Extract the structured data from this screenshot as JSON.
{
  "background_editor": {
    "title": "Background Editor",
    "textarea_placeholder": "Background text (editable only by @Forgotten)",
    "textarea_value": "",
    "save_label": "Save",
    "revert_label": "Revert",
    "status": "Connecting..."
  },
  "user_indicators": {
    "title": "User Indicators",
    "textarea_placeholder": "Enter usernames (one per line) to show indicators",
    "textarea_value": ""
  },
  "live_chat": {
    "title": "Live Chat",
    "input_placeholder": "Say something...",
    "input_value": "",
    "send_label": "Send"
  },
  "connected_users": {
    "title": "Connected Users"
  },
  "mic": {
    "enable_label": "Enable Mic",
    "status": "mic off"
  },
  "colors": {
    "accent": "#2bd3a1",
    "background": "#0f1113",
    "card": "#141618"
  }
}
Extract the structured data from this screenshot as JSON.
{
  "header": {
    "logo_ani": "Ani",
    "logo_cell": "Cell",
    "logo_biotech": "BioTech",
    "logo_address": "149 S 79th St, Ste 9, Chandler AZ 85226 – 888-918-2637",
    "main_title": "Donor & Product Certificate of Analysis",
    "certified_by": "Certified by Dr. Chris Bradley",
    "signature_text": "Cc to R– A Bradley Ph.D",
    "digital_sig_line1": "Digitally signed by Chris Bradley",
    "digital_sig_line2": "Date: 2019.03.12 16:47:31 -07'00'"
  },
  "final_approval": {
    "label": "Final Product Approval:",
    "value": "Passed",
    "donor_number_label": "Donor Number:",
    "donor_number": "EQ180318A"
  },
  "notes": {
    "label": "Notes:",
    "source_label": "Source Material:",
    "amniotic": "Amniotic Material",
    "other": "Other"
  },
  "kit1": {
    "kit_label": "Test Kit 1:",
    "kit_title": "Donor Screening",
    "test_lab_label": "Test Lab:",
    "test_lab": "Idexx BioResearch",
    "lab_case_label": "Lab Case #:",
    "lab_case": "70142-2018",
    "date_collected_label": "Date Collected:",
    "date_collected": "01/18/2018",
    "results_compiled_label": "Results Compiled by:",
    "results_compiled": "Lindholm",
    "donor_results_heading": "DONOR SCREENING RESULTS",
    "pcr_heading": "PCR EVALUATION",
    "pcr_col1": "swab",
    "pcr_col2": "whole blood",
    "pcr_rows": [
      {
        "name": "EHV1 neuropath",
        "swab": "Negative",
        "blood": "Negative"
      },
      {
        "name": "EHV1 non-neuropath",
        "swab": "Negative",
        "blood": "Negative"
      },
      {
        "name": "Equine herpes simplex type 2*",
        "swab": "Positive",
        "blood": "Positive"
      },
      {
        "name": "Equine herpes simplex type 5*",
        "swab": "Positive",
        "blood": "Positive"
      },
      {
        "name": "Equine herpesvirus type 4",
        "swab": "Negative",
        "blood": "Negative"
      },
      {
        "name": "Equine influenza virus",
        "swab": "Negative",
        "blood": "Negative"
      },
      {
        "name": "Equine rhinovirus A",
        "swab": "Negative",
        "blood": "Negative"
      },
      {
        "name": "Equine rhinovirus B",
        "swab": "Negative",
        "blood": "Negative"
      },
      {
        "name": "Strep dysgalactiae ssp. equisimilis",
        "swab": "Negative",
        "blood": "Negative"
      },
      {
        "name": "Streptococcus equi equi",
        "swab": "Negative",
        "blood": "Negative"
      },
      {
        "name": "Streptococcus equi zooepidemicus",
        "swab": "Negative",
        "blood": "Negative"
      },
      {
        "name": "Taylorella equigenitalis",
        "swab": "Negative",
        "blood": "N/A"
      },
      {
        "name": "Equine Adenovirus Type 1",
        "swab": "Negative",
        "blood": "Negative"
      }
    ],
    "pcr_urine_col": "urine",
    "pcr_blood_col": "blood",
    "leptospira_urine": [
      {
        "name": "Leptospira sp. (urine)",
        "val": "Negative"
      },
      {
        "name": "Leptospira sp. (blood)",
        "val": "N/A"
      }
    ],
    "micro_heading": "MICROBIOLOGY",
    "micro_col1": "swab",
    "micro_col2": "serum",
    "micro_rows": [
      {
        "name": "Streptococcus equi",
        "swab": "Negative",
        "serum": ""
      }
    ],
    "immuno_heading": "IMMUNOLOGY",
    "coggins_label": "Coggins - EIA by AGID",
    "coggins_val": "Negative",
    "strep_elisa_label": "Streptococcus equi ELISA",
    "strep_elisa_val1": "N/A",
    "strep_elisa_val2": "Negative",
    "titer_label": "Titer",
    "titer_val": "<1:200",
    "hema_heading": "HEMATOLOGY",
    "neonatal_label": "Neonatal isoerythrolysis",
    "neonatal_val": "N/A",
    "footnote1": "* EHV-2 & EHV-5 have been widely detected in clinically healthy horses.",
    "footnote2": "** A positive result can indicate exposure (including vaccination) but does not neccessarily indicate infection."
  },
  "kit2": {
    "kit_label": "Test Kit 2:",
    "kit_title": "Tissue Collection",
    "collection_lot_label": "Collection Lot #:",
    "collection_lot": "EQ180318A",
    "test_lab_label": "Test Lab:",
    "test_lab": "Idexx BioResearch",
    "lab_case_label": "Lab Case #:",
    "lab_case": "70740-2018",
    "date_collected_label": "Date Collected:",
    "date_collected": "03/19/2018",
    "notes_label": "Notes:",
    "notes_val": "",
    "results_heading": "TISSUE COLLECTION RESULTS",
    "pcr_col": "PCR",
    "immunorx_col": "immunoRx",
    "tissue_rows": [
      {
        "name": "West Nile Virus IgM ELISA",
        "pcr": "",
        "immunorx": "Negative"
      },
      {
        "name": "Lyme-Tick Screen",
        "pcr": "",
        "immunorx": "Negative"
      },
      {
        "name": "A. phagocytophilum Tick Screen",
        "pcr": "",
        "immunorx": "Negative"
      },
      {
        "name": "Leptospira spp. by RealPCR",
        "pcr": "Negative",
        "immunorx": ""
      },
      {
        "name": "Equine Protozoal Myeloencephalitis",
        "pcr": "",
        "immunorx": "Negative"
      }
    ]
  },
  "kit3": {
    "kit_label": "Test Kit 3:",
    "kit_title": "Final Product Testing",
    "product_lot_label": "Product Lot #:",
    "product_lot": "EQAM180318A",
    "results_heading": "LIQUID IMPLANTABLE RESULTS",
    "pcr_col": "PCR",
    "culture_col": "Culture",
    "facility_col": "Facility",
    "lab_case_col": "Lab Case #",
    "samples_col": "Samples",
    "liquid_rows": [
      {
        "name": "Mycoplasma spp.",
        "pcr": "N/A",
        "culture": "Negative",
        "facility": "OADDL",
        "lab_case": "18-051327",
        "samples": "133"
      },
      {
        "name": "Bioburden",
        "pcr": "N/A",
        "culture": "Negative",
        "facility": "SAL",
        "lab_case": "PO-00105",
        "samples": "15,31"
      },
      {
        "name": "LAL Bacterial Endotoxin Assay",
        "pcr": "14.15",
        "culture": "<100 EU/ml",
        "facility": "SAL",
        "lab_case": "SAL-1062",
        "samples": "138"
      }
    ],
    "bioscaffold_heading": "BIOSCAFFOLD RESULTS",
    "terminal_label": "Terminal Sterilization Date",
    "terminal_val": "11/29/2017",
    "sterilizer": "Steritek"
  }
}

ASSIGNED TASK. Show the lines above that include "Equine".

RESPONSE BOX.
        "name": "Equine herpes simplex type 2*",
        "name": "Equine herpes simplex type 5*",
        "name": "Equine herpesvirus type 4",
        "name": "Equine influenza virus",
        "name": "Equine rhinovirus A",
        "name": "Equine rhinovirus B",
        "name": "Equine Adenovirus Type 1",
        "name": "Equine Protozoal Myeloencephalitis",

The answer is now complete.